• Exercise prompt:
Count the lines below that contain the word "care", and report only that number.

========================================

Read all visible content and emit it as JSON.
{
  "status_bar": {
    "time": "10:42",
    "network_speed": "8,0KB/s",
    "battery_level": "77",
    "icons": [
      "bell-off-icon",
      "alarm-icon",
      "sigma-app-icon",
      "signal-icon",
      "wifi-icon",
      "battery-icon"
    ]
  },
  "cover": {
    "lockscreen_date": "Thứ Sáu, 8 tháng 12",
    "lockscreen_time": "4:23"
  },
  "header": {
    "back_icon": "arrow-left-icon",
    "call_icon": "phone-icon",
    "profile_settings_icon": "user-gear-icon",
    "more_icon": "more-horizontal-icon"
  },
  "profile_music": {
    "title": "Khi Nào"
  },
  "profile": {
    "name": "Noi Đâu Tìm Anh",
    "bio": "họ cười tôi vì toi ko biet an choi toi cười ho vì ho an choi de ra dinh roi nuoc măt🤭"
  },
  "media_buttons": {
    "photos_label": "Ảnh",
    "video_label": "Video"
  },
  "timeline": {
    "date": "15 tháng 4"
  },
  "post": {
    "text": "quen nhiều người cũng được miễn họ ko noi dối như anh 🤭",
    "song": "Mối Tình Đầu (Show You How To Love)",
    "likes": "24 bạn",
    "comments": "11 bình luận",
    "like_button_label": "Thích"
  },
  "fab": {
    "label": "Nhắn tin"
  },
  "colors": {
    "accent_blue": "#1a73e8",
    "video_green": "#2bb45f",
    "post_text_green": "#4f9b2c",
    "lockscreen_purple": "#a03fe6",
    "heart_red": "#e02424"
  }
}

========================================

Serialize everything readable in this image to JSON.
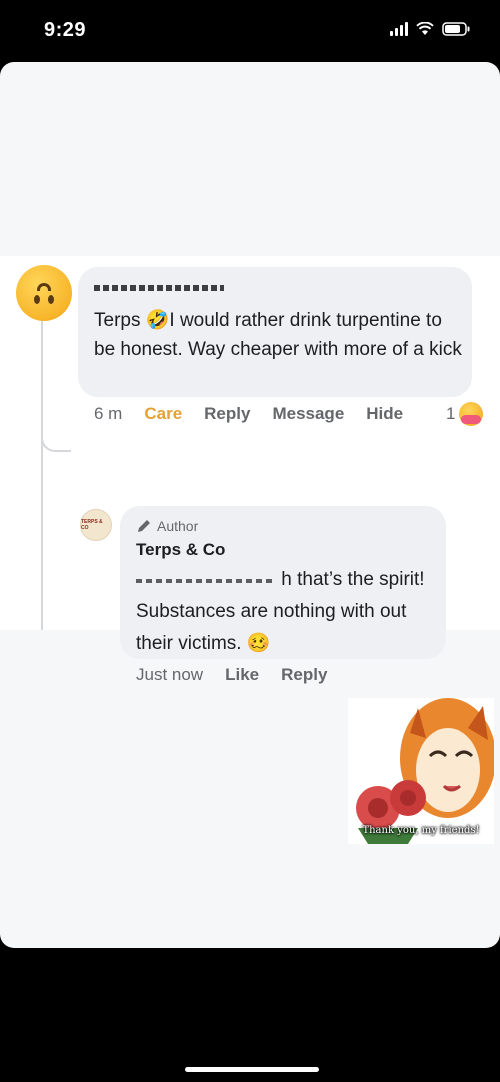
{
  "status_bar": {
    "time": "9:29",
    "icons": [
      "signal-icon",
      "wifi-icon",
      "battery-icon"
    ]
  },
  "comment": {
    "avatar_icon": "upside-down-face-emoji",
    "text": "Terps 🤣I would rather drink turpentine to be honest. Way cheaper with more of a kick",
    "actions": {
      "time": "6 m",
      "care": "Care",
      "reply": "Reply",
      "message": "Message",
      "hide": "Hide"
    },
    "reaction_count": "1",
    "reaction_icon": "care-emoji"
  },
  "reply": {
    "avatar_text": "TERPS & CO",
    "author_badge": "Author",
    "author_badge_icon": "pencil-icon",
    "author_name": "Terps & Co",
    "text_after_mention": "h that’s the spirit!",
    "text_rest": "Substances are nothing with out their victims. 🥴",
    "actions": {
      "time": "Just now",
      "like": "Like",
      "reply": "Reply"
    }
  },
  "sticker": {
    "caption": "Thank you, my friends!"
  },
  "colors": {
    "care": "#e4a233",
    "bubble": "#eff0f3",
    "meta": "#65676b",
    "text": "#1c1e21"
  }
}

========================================

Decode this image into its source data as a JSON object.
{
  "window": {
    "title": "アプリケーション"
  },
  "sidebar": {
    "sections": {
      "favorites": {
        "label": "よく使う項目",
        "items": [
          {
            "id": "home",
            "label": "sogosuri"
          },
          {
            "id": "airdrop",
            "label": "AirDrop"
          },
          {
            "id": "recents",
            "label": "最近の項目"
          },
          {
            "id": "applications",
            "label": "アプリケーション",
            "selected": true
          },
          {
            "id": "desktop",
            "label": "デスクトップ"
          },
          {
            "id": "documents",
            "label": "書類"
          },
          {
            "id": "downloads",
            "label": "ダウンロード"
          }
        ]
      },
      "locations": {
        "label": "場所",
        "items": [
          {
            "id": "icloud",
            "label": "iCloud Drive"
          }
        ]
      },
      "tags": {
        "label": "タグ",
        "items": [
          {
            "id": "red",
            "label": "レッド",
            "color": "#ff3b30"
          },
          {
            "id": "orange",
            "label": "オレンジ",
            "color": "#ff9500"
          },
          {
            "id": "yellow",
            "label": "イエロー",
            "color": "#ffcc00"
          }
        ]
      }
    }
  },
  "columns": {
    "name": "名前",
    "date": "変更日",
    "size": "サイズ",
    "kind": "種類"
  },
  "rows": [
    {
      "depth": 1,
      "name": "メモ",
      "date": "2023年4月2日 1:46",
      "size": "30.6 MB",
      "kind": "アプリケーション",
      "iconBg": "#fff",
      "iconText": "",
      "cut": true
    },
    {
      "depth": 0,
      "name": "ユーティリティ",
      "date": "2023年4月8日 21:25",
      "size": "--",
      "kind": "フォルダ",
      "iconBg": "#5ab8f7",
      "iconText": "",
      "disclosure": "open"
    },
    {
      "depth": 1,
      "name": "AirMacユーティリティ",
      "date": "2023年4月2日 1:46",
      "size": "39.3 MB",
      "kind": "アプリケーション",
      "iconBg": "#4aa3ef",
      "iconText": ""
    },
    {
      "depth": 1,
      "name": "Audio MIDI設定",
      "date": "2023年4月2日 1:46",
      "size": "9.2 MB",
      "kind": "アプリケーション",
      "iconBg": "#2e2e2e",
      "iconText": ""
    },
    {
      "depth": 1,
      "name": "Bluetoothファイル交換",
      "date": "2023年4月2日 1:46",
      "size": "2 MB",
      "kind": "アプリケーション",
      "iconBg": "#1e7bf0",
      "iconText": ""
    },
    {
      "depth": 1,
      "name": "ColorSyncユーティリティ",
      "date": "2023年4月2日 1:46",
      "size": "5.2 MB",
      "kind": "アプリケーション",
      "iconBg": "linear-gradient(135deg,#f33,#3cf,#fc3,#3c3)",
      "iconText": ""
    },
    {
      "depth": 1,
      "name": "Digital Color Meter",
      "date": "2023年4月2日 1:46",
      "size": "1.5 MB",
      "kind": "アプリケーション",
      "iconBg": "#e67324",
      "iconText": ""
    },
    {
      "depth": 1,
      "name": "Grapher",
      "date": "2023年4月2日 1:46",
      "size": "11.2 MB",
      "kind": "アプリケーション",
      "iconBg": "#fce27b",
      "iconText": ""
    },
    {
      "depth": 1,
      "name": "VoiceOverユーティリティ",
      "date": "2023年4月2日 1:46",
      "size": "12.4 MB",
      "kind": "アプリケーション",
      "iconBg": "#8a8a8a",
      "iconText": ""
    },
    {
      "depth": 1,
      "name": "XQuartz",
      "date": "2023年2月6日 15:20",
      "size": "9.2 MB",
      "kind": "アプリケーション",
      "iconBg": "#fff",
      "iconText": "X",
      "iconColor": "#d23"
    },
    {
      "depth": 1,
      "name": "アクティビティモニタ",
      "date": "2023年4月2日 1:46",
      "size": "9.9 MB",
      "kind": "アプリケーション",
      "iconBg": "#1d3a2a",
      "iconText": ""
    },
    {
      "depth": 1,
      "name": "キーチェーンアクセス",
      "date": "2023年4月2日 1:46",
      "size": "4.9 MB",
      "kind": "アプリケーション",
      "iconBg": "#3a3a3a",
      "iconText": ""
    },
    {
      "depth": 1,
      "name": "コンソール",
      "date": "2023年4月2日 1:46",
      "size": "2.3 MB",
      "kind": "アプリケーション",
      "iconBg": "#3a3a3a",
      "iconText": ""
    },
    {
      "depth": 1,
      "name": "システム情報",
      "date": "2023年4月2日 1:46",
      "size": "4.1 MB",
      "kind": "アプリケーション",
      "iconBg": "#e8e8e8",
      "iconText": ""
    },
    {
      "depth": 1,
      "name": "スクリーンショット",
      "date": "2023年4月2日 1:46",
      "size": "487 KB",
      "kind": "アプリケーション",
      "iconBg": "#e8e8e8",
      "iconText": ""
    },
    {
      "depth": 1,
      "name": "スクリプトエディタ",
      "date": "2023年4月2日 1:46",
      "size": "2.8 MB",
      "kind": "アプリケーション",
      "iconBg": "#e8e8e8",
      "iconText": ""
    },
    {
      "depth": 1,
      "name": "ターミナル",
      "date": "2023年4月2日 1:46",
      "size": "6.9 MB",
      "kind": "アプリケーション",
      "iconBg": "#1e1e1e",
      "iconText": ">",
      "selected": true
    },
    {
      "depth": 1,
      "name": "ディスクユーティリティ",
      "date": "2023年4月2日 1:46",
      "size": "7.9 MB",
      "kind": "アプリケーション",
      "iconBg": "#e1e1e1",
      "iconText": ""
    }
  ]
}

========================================

• Written reply:
3